The president of the
In what analysts interpreted as Powell’s toughest statements to date, the official said during a live interview hosted by The Wall Street Journal that “the Fed will continue to push until inflation pulls back in a clear and convincing way.”
Following the latest upward revision and recent comments from Fed officials and Powell himself, the Fed is expected to make further 50-point hikes during the next monetary meetings in June and July, although the range will depend especially on what happens in the short term with inflation, the Fed chairman explained.
“If the Fed does not see signs of a decline in inflationary pressures, it will consider being more aggressive,” warned Powell, and, if not, “a slower pace of rate hikes will be considered”.
During the dialogue, the central bank president emphasized the need to curb the problem and described price stability as “the foundation of the economy”, according to Bloomberg.
In this sense, Powell acknowledged that the risks of a tough monetary policy -including a “slight increase” in the unemployment rate- are costs worth paying in order to curb the rise in prices.
So far, the Fed’s stance is to increase the rate until it reaches a “neutral” level by the end of the year (one that will drive neither a contraction nor an expansion of the economy), which is estimated at 2.5 percent, although Powell did not rule out, if necessary, “going beyond the levels that are considered neutral”, if inflation does not calm down.
In that sense, one data that the FED follows closely to evaluate the state of the economy is the unemployment rate, which in April stood at 3.6 percent.
While there are still a million jobs short of the pre-pandemic levels of
In April, the Consumer Price Index rose 8.3 percent year-over-year, according to

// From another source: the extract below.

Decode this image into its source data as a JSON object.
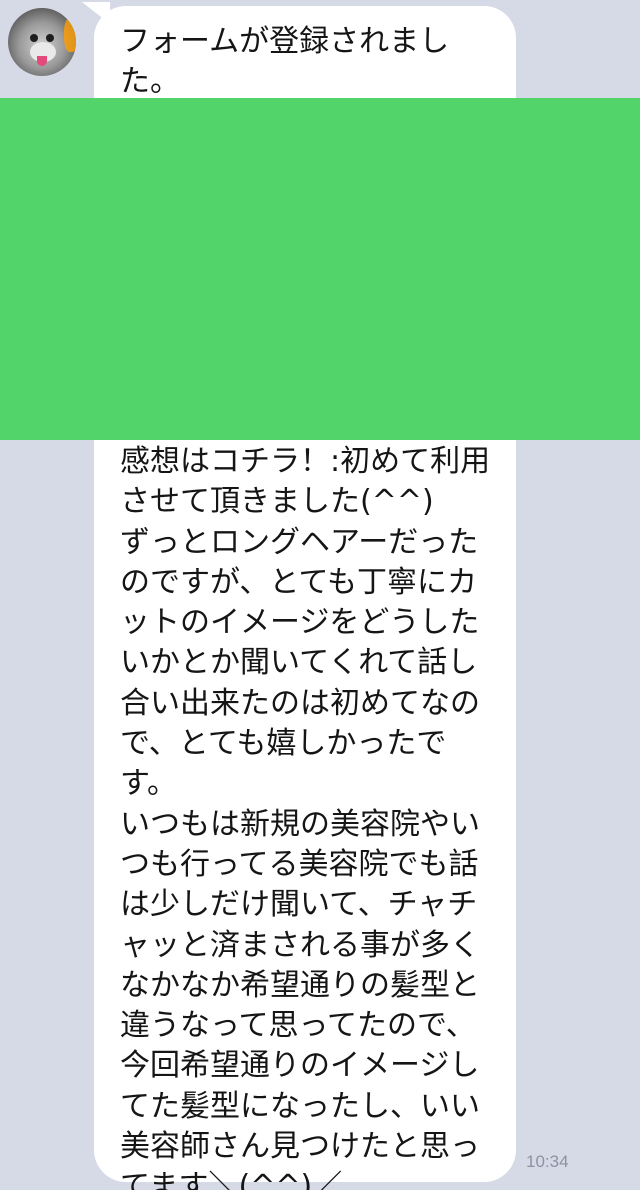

Although March is considered to be a peak, analysts and economists believe that restrictions due to the flare-ups in